Nebraska Attorney General Jon Bruning (R), who is running in the Senate GOP primary, unveiled a statewide television ad on Friday criticizing Kerrey as a “New York liberal” who supports big government.
Kerrey served for a decade as president of The New School in New York City after leaving the Senate in 2001.
Republicans will argue that Kerrey, who recently moved back to Nebraska, is a carpetbagger but Democrats say the argument will have limited effect, pointing to Sen. Dan CoatsDan CoatsBipartisan gun measure survives test vote Senate panel advances nominee who Democrats blasted on Social Security Lobbying World MORE’s (R-Ind.) successful bid in 2010 after working for years as a lobbyist following his first Senate stint.
Democrats, however, view the recruitment of Kerrey as a big plus, even if he does not hold Nelson’s seat, because it will force Republicans to spend more than they would have otherwise in the red state.
Democrats believe that forcing Republicans and GOP-allied third party groups to spend heavily in Pennsylvania and Missouri in 2010 — races won by Sens. Pat Toomey (R-Pa.) and Roy BluntRoy BluntMcConnell quashes Senate effort on guns White House makes last-ditch plea for opioid funding George W. Bush helping vulnerable GOP senators MORE (R-Mo.) — helped them keep the majority by diluting the Republican funding advantage.
Republicans acknowledge Kerrey, who ran for president in 1992, will be able to raise millions of dollars easily.
GOP strategists say the next tier of possible GOP pickups includes New Mexico, Virginia and Wisconsin.
Wisconsin had been a reliably Democratic state in federal elections until Johnson shocked Feingold. Republicans think their chances are helped by the Democratic candidate, Rep. Tammy BaldwinTammy BaldwinOvernight Finance: Wall Street awaits Brexit result | Clinton touts biz support | New threat to Puerto Rico bill? | Dodd, Frank hit back Dem hopeful that Congress will eliminate tax break for investment fund managers Congress should stop government hacking and protect the Fourth Amendment MORE (D), one of the most liberal members of the Wisconsin delegation in the House.
The NRSC has hit Baldwin for supporting the 2010 healthcare reform law and highlighted a video a clip of her telling a crowd that she supported a government takeover of healthcare.

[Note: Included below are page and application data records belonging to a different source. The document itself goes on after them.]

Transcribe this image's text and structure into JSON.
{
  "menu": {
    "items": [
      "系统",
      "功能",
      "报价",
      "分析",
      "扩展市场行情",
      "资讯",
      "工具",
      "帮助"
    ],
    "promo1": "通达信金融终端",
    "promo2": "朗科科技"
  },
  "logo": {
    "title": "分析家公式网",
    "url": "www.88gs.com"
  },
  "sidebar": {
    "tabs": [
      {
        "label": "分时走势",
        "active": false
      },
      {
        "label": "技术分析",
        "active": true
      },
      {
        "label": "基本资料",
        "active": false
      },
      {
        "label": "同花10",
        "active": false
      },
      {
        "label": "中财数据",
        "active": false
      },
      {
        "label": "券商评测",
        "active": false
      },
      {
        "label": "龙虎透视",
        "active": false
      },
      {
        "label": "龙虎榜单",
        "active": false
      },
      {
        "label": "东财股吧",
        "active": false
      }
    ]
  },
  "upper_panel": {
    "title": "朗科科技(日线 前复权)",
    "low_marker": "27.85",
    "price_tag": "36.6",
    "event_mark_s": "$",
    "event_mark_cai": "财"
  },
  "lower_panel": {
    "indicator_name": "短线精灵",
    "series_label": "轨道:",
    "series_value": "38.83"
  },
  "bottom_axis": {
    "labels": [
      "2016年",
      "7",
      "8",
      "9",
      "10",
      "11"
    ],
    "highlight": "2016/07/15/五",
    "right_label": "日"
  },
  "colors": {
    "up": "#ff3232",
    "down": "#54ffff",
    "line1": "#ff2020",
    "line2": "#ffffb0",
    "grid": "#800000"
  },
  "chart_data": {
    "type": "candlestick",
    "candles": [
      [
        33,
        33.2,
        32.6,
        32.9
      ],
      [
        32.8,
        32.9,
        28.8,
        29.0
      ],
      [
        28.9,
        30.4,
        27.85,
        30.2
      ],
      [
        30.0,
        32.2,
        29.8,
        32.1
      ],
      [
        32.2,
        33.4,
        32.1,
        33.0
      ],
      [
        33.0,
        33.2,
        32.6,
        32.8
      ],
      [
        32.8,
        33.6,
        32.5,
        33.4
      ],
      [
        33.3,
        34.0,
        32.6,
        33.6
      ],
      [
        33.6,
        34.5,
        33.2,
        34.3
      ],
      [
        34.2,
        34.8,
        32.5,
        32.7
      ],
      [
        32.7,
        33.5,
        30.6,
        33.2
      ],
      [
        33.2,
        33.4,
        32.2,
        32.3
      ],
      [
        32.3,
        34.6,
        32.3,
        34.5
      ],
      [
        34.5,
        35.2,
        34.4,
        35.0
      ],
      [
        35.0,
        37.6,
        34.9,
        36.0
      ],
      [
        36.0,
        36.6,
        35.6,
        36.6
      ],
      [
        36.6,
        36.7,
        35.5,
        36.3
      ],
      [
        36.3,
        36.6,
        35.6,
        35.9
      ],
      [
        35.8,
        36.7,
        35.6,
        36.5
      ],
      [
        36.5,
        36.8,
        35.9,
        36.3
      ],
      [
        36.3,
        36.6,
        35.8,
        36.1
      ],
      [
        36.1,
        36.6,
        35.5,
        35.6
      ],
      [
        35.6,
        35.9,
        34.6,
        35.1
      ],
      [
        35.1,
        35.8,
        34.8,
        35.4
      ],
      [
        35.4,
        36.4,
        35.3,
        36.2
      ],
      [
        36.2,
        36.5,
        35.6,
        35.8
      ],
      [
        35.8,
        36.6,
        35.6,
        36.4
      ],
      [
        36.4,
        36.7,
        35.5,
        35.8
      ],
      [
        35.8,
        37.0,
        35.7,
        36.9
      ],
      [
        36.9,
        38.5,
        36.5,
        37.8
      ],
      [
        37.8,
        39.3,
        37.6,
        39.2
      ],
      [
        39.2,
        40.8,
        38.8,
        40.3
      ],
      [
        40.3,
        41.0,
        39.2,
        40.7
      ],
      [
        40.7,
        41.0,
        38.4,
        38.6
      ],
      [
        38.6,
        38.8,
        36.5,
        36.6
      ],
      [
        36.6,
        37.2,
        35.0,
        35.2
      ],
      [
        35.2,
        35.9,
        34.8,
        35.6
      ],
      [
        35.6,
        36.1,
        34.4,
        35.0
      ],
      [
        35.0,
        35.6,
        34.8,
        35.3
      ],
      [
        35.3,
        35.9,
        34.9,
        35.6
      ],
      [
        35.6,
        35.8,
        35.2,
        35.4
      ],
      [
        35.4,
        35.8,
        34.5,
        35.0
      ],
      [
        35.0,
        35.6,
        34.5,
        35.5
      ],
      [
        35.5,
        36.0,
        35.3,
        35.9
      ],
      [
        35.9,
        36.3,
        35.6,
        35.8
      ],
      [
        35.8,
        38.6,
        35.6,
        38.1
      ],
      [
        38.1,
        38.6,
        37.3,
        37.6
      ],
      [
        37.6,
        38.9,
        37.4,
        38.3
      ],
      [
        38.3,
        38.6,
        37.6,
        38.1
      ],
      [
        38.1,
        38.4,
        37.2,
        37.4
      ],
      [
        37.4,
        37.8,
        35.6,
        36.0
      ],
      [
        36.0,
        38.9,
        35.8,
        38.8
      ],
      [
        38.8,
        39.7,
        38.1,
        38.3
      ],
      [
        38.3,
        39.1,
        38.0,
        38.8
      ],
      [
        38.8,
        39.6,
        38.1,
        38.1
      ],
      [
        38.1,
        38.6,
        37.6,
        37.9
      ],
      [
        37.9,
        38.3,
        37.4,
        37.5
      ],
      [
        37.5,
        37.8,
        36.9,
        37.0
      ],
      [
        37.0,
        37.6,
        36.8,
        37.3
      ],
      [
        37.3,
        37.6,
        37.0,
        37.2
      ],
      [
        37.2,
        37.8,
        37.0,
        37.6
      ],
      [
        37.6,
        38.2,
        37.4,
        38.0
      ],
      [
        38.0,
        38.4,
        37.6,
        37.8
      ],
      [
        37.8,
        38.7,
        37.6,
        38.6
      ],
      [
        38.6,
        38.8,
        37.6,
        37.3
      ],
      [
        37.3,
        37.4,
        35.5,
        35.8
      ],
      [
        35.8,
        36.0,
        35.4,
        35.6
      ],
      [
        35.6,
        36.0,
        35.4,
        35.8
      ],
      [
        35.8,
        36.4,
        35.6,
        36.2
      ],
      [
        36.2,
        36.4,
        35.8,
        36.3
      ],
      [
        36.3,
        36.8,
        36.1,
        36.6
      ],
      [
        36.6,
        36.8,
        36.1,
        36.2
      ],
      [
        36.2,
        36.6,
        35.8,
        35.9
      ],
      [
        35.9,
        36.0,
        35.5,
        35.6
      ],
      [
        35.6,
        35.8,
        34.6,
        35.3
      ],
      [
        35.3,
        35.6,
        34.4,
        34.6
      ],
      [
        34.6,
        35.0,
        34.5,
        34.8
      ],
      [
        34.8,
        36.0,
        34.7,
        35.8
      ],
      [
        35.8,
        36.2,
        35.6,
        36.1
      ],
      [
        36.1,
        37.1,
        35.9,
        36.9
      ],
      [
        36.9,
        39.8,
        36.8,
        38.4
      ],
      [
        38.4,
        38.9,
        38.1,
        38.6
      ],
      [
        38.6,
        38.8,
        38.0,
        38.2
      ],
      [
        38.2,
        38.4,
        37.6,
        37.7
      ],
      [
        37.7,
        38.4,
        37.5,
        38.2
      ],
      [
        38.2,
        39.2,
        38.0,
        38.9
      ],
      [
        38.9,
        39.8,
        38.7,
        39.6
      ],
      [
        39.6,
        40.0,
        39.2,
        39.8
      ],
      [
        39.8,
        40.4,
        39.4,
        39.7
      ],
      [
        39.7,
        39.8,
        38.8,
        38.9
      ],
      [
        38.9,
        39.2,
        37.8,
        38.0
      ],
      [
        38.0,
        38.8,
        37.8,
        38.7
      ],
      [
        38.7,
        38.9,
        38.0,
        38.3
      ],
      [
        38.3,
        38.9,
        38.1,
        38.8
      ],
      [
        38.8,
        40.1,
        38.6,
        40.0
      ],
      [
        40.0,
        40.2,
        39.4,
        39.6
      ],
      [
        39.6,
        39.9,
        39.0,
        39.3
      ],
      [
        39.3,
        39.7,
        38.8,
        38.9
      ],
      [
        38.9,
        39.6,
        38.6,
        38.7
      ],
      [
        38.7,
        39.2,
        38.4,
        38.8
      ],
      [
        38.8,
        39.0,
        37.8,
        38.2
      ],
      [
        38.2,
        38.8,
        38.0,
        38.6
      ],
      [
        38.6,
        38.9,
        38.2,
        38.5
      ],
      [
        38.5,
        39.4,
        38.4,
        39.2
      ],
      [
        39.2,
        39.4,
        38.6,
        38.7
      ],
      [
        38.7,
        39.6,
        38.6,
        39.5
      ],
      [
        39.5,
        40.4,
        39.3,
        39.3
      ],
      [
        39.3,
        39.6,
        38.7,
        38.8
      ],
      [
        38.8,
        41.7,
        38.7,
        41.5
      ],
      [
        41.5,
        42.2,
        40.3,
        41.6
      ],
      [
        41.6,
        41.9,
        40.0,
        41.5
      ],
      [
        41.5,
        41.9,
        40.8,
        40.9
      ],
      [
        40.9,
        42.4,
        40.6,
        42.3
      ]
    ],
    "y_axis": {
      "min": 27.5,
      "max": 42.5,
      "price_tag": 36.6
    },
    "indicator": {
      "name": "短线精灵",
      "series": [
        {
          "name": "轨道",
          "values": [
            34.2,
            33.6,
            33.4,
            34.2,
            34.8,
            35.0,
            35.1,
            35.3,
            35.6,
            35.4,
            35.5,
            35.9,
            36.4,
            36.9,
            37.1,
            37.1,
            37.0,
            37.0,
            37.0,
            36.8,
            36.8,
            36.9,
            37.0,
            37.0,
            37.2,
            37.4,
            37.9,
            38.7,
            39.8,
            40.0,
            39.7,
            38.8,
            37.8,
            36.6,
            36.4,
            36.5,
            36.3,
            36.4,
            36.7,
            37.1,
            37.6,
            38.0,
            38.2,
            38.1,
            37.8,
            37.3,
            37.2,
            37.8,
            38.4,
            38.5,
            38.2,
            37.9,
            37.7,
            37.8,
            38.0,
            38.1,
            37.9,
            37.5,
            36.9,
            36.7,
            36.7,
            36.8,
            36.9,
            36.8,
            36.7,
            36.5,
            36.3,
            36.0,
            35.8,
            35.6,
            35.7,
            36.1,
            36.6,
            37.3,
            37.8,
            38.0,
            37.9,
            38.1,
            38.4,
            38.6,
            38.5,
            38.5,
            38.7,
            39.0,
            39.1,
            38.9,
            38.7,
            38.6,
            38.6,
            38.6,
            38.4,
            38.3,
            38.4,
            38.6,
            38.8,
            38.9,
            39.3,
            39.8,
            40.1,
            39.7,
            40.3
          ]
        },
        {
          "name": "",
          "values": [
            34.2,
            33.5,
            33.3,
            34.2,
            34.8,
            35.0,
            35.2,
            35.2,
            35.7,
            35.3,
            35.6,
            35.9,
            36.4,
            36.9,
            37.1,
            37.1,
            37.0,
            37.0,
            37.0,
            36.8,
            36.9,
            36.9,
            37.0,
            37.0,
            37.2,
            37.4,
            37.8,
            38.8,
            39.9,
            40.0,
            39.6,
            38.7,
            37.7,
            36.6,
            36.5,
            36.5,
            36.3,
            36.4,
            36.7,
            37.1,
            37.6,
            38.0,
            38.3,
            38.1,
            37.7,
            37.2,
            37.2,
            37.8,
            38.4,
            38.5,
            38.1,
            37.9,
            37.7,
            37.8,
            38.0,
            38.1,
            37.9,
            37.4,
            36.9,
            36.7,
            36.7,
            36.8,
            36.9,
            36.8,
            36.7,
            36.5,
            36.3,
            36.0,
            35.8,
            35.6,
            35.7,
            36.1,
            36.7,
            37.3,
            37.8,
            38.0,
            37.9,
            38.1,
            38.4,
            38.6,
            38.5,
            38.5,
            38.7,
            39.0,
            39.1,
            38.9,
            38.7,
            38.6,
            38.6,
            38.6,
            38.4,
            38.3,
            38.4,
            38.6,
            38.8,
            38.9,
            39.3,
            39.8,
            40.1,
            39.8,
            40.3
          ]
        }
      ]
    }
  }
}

“She is very liberal for the state,” said a GOP aide, adding that centrist Rep. Ron KindRon KindHouse caucus to focus on business in Latin America Wisconsin Dems call on party to end superdelegates Lawmakers, small businesses praise employee stock ownership plans MORE (D-Wis.) would have been a more formidable general-election opponent.
Florida, Hawaii and Ohio form the third tier of possible GOP pickups, say GOP strategists.
Senate Democratic officials argue the possibility of a Senate GOP majority in 2013 has slipped significantly because they are now well-positioned to capture the seats belonging to Snowe and Sen. Scott Brown (R), who represents liberal Massachusetts.
The Democratic Senate Campaign Committee argues it can also beat Sen. Dean HellerDean HellerLong past time to fix evidence-sharing across borders Obama's great internet giveaway Senators to Obama: Investigate whether Pentagon misled Congress MORE (R) in Nevada and win the seats held by retiring Sen. Jon Kyl (R-Ariz.) and Sen. Dick Lugar (R-Ind.), who may lose in the GOP primary.
“Democrats now have five strong opportunities to win Republican-held Senate seats,” said DSCC communications director Matt Canter. “From a political perspective, the Republican decision to focus on divisive social issues, like blocking access to contraception, only makes matters worse for them.”
One Democratic strategist judged the chances of a Democratic pickup in Maine, a state trending more Democratic, at 70 percent.
Sen. Susan CollinsSusan CollinsHouse Republicans pushing gun control bill The Trail 2016: Berning embers McConnell quashes Senate effort on guns MORE (R-Maine), however, says that prediction is skewed and non-partisan experts are rating it a toss-up for now.
“It’s certainly no longer a sure bet for Republicans but I don’t think it’s an easy pickup,” Collins told reporters this week.